The sea and its bounties, secrets and capriciousness define Key West, which, after all, is surrounded by the sea and dependent on it for its livelihood. Its history and its future are wedded to ships, the creatures and marvels of the sea, and the whims and welfare of marine nature. To live in Key West and spend so much time on and in the water as I have, you come to see what a wonder and force it is, how excellent and frightening. The old-fashioned word “sublime” comes to mind to describe it all, from the coral reef to the Gulf Stream to the mangrove isles in the great Gulf flats—awe-inspiring, beautiful, complete, heavenly.

Why did you depict a dark-haired 40-year-old Hemingway in his prime rather than the usual gray-bearded Papa Hemingway?

I sought to capture Hemingway at his best, when he still had fire, ambition and a sense of proportion about himself and his legacy; when he was doing his best work; when he still had his health and all his mental faculties; when his drinking was not interfering with his writing. That’s the sensitive Hemingway I would have liked to have known, before his ego got over-inflated, his talent ebbed, and he grew self-involved and cruel. Further, the Hemingway of Key West Story, fresh from Writers Heaven, has a clear, posthumous perspective, which enables him to see where he went wrong and correct it, comporting himself with more dignity, honesty and heart than the drink-addled sixty-year-old author would have.

What research did you conduct to get the Hemingway character right?

I first read Hemingway when I was a 14-year-old. Since then I’ve read and re-read all his important work, pored over numerous biographies, and studied diligently what he had to say about writing and right living. Also, like Hemingway, I’ve lived my life as novelist, memoirist and journalist—and spent my formative childhood years, as he did, in Illinois, although 50 years later. All of which, I think, deepened my grasp of his struggle, his art and his decline. And, of course, living in Key West and getting to know the town and the sea were pivotal in strengthening my understanding of him. In some ways I think I know him better than he knew himself.

Why do you depict Havana as a drab and dysfunctional place?

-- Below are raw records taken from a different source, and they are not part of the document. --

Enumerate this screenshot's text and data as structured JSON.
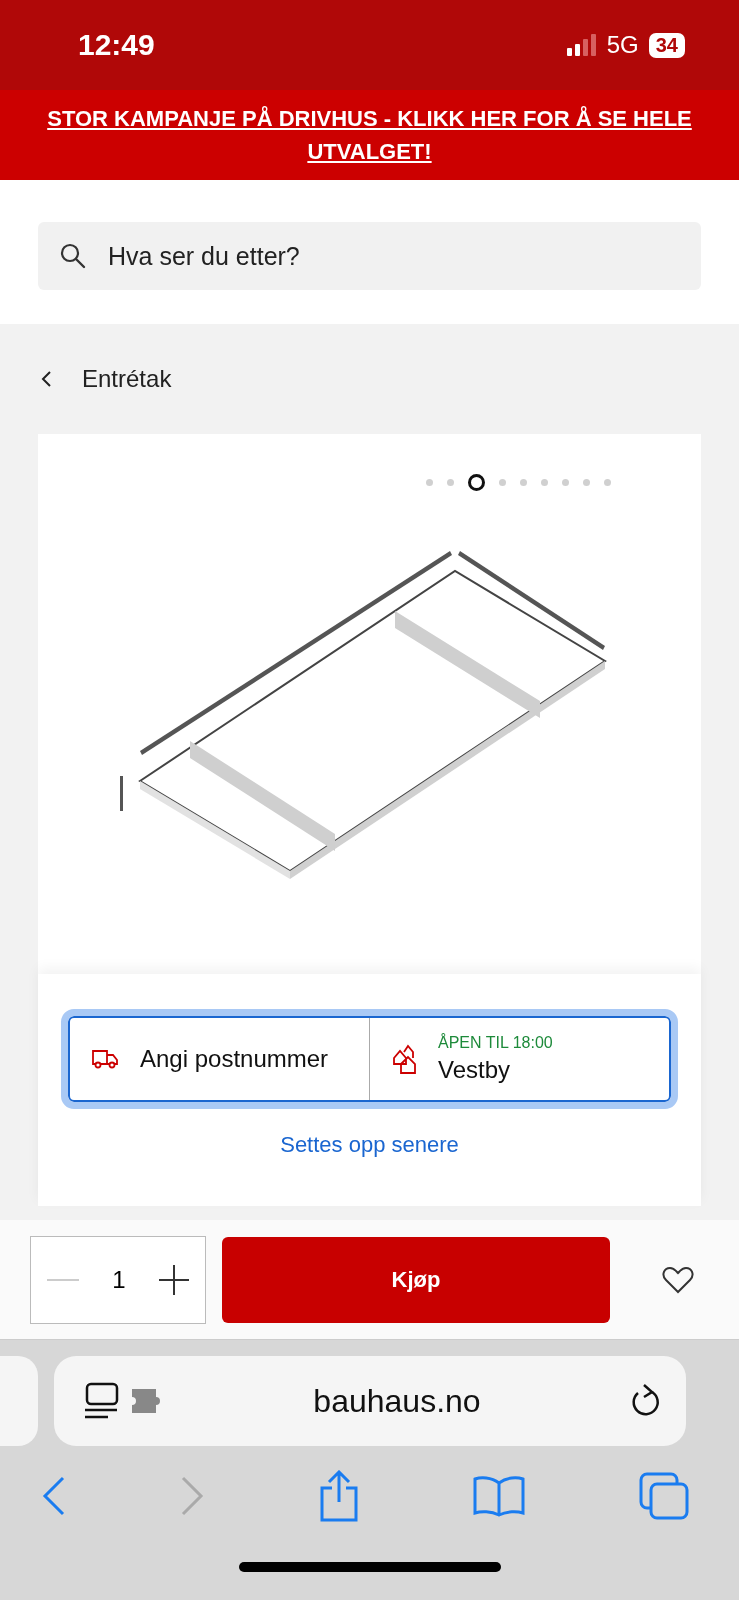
{
  "status_bar": {
    "time": "12:49",
    "network": "5G",
    "battery": "34"
  },
  "banner": {
    "text": "STOR KAMPANJE PÅ DRIVHUS - KLIKK HER FOR Å SE HELE UTVALGET!"
  },
  "search": {
    "placeholder": "Hva ser du etter?"
  },
  "breadcrumb": {
    "label": "Entrétak"
  },
  "gallery": {
    "dots": [
      {
        "selected": false
      },
      {
        "selected": false
      },
      {
        "selected": true
      },
      {
        "selected": false
      },
      {
        "selected": false
      },
      {
        "selected": false
      },
      {
        "selected": false
      },
      {
        "selected": false
      },
      {
        "selected": false
      }
    ]
  },
  "delivery": {
    "postcode": "Angi postnummer",
    "store_status": "ÅPEN TIL 18:00",
    "store": "Vestby",
    "assembly_link": "Settes opp senere"
  },
  "purchase": {
    "quantity": "1",
    "buy": "Kjøp"
  },
  "browser": {
    "url": "bauhaus.no",
    "back_disabled": false,
    "forward_disabled": true
  }
}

Only because it is drab and dysfunctional. When I went there I found a tawdry, dark and impoverished city, with panhandlers, prostitutes and peddlers vying to cajole visitors out of a few euros or dollars to somehow make ends meet—or to buy their way out. Cuban refugees are not crossing the Florida Straits in bathtubs and dubious jerry-rigged boats for the sport of it. They’re fleeing an oppressive totalitarian regime that imprisons critics and creates misery for millions. Life there is grim, mean and, for many, hopeless. Drab.

Can visitors to Key West productively use Key West Story as a guidebook?

Definitely, though it contains no hotel or restaurant recommendations. Think of it as a guide to the hidden human drama and emotional life of the island. Through it a reader can get to know Key West better than by following a guidebook, which necessarily skims the surface. Here you see the heart and soul of Key West. That can enrich the experience of any visitor—past, present, or future.